    Garfunkel initially thought the song was not for him since he preferred Simon's falsetto in the demo version and recommended Simon sing in its place.

    Simon added an extra verse and a "bigger" finale at the producer Roy Halee and Art Garfunkel's urging.

    Simon started to feel resentful that he offered Garfunkel the solo vocals as their relationship started to deteriorate before their 1970 breakup.

    He stated: "He believed I should have done it, and many times on a stage, when I'd be sitting off to the side, Larry Knechtel would be playing the piano and Artie would be singing 'Bridge', people would stomp and applaud when it was through, and I would think, 'That's my song, guy...'".

  4. How did they record the song?

    Simon & Garfunkel - Bridge over Troubled Water (from The Concert in Central Park)

    The song was originally written by Paul Simon on guitar, but he subsequently changed the instrumentation to the piano to better portray the gospel influence and accommodate Art Garfunkel's vocals.

    It was the last song to be recorded for the album, but it was also the first to be finished, after which two more weeks of post-production were added.

    Simon originally composed the song in G major, but Jimmie Haskell, the song's arranger and composer, changed the key to E-flat major to better fit Garfunkel's voice.

    To make it simpler for Garfunkel to travel to Mexico to film the movie Catch-22, it was recorded in California.

    Larry Knechtel, a session pianist, was chosen by Simon because he desired a gospel piano sound.

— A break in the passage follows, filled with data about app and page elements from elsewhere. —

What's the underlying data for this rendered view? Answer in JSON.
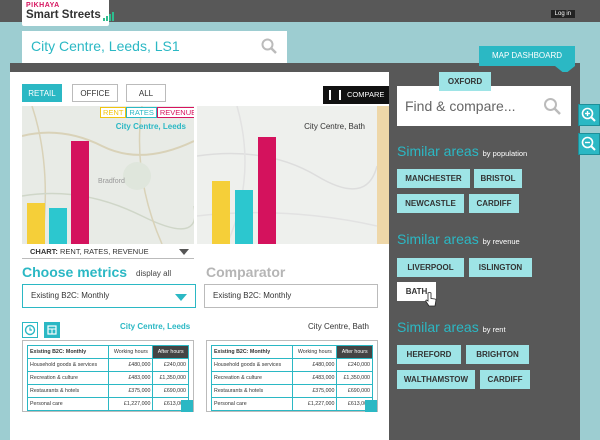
{
  "brand": {
    "top": "PIKHAYA",
    "name": "Smart Streets"
  },
  "header": {
    "login": "Log in",
    "location": "City Centre, Leeds, LS1",
    "map_dashboard": "MAP DASHBOARD"
  },
  "tabs": [
    "RETAIL",
    "OFFICE",
    "ALL"
  ],
  "compare_label": "COMPARE",
  "legend": {
    "rent": "RENT",
    "rates": "RATES",
    "revenue": "REVENUE"
  },
  "maps": {
    "left_label": "City Centre, Leeds",
    "right_label": "City Centre, Bath",
    "map_text": "Bradford"
  },
  "chart_select": {
    "prefix": "CHART:",
    "value": "RENT, RATES, REVENUE"
  },
  "metrics": {
    "title": "Choose metrics",
    "display_all": "display all",
    "comparator_title": "Comparator",
    "select1": "Existing B2C: Monthly",
    "select2": "Existing B2C: Monthly"
  },
  "table_labels": {
    "left": "City Centre, Leeds",
    "right": "City Centre, Bath"
  },
  "table": {
    "header": [
      "Existing B2C: Monthly",
      "Working hours",
      "After hours"
    ],
    "rows": [
      [
        "Household goods & services",
        "£480,000",
        "£240,000"
      ],
      [
        "Recreation & culture",
        "£483,000",
        "£1,350,000"
      ],
      [
        "Restaurants & hotels",
        "£375,000",
        "£690,000"
      ],
      [
        "Personal care",
        "£1,227,000",
        "£613,000"
      ]
    ]
  },
  "chart_data": [
    {
      "type": "bar",
      "categories": [
        "RENT",
        "RATES",
        "REVENUE"
      ],
      "values": [
        40,
        35,
        100
      ],
      "ylim": [
        0,
        100
      ],
      "colors": [
        "#f5cf39",
        "#2cc7cf",
        "#d4125d"
      ]
    },
    {
      "type": "bar",
      "categories": [
        "RENT",
        "RATES",
        "REVENUE"
      ],
      "values": [
        59,
        50,
        100
      ],
      "ylim": [
        0,
        100
      ],
      "colors": [
        "#f5cf39",
        "#2cc7cf",
        "#d4125d"
      ]
    }
  ],
  "right_panel": {
    "search_placeholder": "Find & compare...",
    "groups": [
      {
        "title": "Similar areas",
        "sub": "by population",
        "chips": [
          "MANCHESTER",
          "BRISTOL",
          "NEWCASTLE",
          "CARDIFF"
        ]
      },
      {
        "title": "Similar areas",
        "sub": "by revenue",
        "chips": [
          "LIVERPOOL",
          "ISLINGTON",
          "BATH",
          "OXFORD"
        ]
      },
      {
        "title": "Similar areas",
        "sub": "by rent",
        "chips": [
          "HEREFORD",
          "BRIGHTON",
          "WALTHAMSTOW",
          "CARDIFF"
        ]
      }
    ]
  },
  "colors": {
    "accent": "#2bb8c4",
    "dark": "#585858",
    "bg": "#9dcdd1",
    "rent": "#f5cf39",
    "rates": "#2cc7cf",
    "revenue": "#d4125d"
  }
}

One high and one low bass guitar were performed by Joe Osborn. The third verse's string concluded the song.

    To create the song's hall feel, Hal Blaine played the drums in an echo chamber while Gary Coleman, a session percussionist, performed the vibraphone.

    The vocal approach of the song was influenced by Phil Spector's method on The Righteous Brothers' "Old Man River."

    The song was ultimately finished after two months. "They are very similar songs, certainly in instrumentation," Simon subsequently told Rolling Stone, comparing it to the Beatles' "Let It Be."

  5. How did it perform in the charts?

    It spent six weeks at the top of the Billboard Hot 100 list in the US, where it peaked in February 1970. It was the year's biggest single.

    The song is one of the best-selling songs ever and has sold over six million copies worldwide. It was certified gold in the US for over one million copies sold.

    It also peaked at number one in the UK in 1970.

  6. Who else has performed the song?

    ELVIS - Bridge Over Troubled Water (NEW mix! Great sound!)

    Covers of the song have included versions by Aretha Franklin, Elvis Presley, Peggy Lee, The Jackson 5, Johnny Cash and The Supremes.

    Linda Clifford also scored a hit with a disco version in the 1970s.

    Under the name Artists for Grenfell, singers including Stormzy, Robbie Williams, James Blunt, Rita Ora and Emeli Sandé recorded a cover which went to number one in the UK in 2017, to raise money for victims of the Grenfell Tower fire.

    There was also 'A Bridge Over You', a charity single recorded by the Lewisham and Greenwich NHS Choir, was a mashup of 'Bridge over Troubled Water' and Coldplay's 'Fix You'. It was the UK Christmas number one in 2015.